Take the 2-minute tour ×
Stack Overflow is a question and answer site for professional and enthusiast programmers. It's 100% free, no registration required.

My webserver filesystem is equivalent to the following:




What I'd like to know is how to serve my common static assets (hosted on the master domain) to my subdomains-- reason being that I then only have to maintain a single set of 'master' assets, rather than update/copy any files to all other subdomains each time I edit them. Obviously this can be achieved using absolute URLs, but my aim is to avoid these so that my local/dev system needn't make any remote calls while I'm designing/debugging.

Currently, I have a mod_rewrite + symbolic link + php script combo set up for each subdomain, linking any calls to non-existent local assets to the master assets. e.g. calling "/sub1.master-domain.tld/assets/css/bar.css" will retrieve the bar.css file hosted on the master domain since a local version of bar.css does not exist. Furthermore, calling "/sub1.master-domain.tld/assets/js/foo.js" would serve the local version of foo.js, since it does exist.

But my current method seems to be hindering the performance of my page loads, and I wonder if there is a better (still modular) approach to solving this problem.

Any tips? Am I going about this in completely the wrong way?

share|improve this question

3 Answers 3

Symbolic links should be all that's required if they're all on the same server. This should cause no performance hits at all. E.g.

/sub1.master-domain.tld/assets -> /master-domain.tld/assets

If your subdomains are served from multiple servers, I would set up a mod_rewrite rule with 302 redirects to the complete URL on the master domain. On that master domain server I would set mod_expires so the assets are cached, avoiding most subsequent requests to the same "missing" assets on the subdomains.

share|improve this answer

I'd use reserved static. subdomain for this purpose and aim all request on that one.

share|improve this answer
I believe this would be equivalent to using absolute URLs; I'd have to list file src's as follows: <script src="http://assets-sub.master-domain.tld/assets/js/foo.js"></script>, which wouldn't fulfill my goal of being local/remote-host independent. –  Murray Smith Sep 5 '11 at 19:30

If they are on the same machine, why not point different virtual host aliases to the same document root?

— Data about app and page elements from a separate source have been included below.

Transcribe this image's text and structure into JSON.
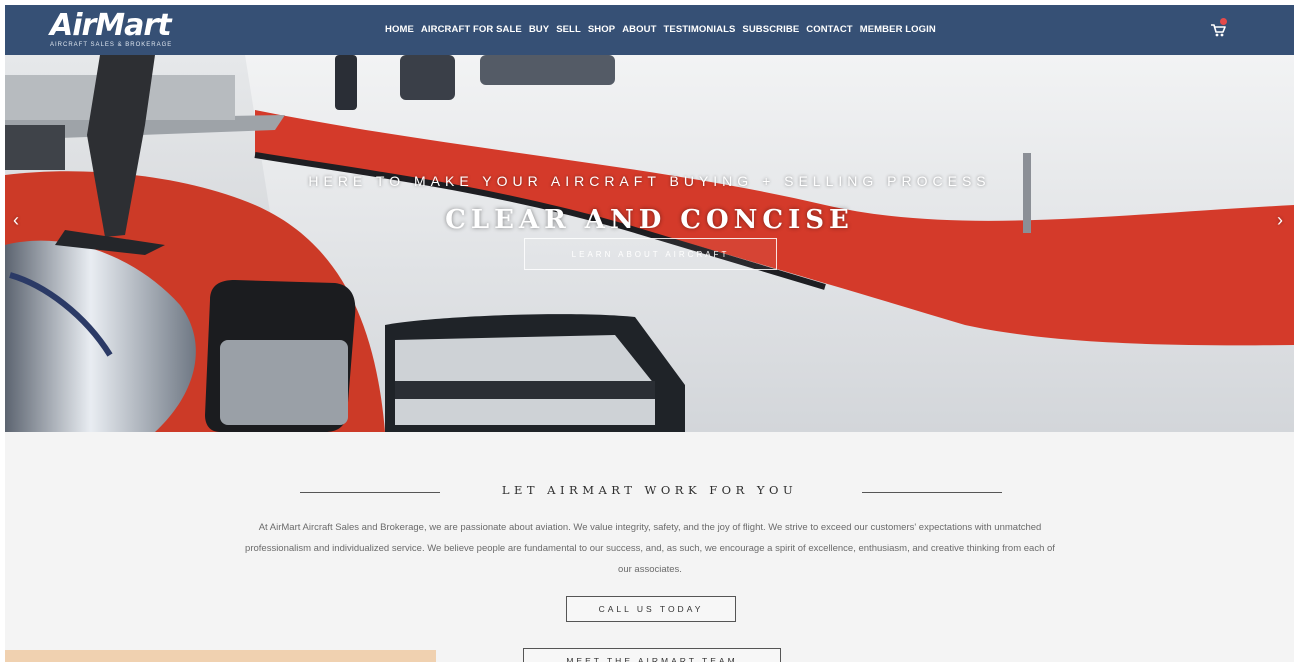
{
  "header": {
    "logo_text": "AirMart",
    "logo_subtext": "AIRCRAFT SALES & BROKERAGE",
    "nav_items": [
      "HOME",
      "AIRCRAFT FOR SALE",
      "BUY",
      "SELL",
      "SHOP",
      "ABOUT",
      "TESTIMONIALS",
      "SUBSCRIBE",
      "CONTACT",
      "MEMBER LOGIN"
    ],
    "cart_icon": "shopping-cart-icon",
    "bg_color": "#365075"
  },
  "hero": {
    "tagline": "HERE TO MAKE YOUR AIRCRAFT BUYING + SELLING PROCESS",
    "title": "CLEAR AND CONCISE",
    "button_label": "LEARN ABOUT AIRCRAFT",
    "prev_icon": "‹",
    "next_icon": "›"
  },
  "intro": {
    "heading": "LET AIRMART WORK FOR YOU",
    "body": "At AirMart Aircraft Sales and Brokerage, we are passionate about aviation. We value integrity, safety, and the joy of flight. We strive to exceed our customers' expectations with unmatched professionalism and individualized service. We believe people are fundamental to our success, and, as such, we encourage a spirit of excellence, enthusiasm, and creative thinking from each of our associates.",
    "call_button": "CALL US TODAY",
    "team_button": "MEET THE AIRMART TEAM"
  }
}
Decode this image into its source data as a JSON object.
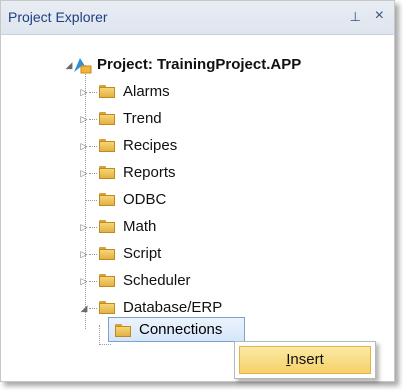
{
  "panel": {
    "title": "Project Explorer",
    "pin_glyph": "⊥",
    "close_glyph": "×"
  },
  "tree": {
    "root": {
      "label": "Project: TrainingProject.APP",
      "icon": "project-icon",
      "expanded": true
    },
    "items": [
      {
        "label": "Alarms",
        "icon": "folder-icon",
        "expandable": true
      },
      {
        "label": "Trend",
        "icon": "folder-icon",
        "expandable": true
      },
      {
        "label": "Recipes",
        "icon": "folder-icon",
        "expandable": true
      },
      {
        "label": "Reports",
        "icon": "folder-icon",
        "expandable": true
      },
      {
        "label": "ODBC",
        "icon": "folder-icon",
        "expandable": false
      },
      {
        "label": "Math",
        "icon": "folder-icon",
        "expandable": true
      },
      {
        "label": "Script",
        "icon": "folder-icon",
        "expandable": true
      },
      {
        "label": "Scheduler",
        "icon": "folder-icon",
        "expandable": true
      },
      {
        "label": "Database/ERP",
        "icon": "folder-icon",
        "expandable": true,
        "expanded": true
      },
      {
        "label": "Connections",
        "icon": "folder-icon",
        "selected": true
      }
    ]
  },
  "context_menu": {
    "items": [
      {
        "label_prefix": "",
        "label_underlined": "I",
        "label_rest": "nsert"
      }
    ]
  },
  "colors": {
    "title_text": "#1d3f84",
    "selection_border": "#7da2ce",
    "menu_highlight": "#f5d16a"
  }
}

share|improve this answer
Perhaps I'm misunderstanding, but I take it you mean to do something like this?: <VirtualHost *:80> DocumentRoot "/path/to/master-domain.tld" ServerName master-domain.tld ServerAlias sub1.master-domain.tld </VirtualHost> But this wouldn't allow me to host the site itself on the subdomain... (since, AFAIK, I can't specify a specific file path within the ServerAlias statement). Unless you meant to use mod_alias instead--but that would essentially be equivalent to the symbolic links I have setup now, no? –  Murray Smith Sep 5 '11 at 19:40

Your Answer


By posting your answer, you agree to the privacy policy and terms of service.

Not the answer you're looking for? Browse other questions tagged or ask your own question.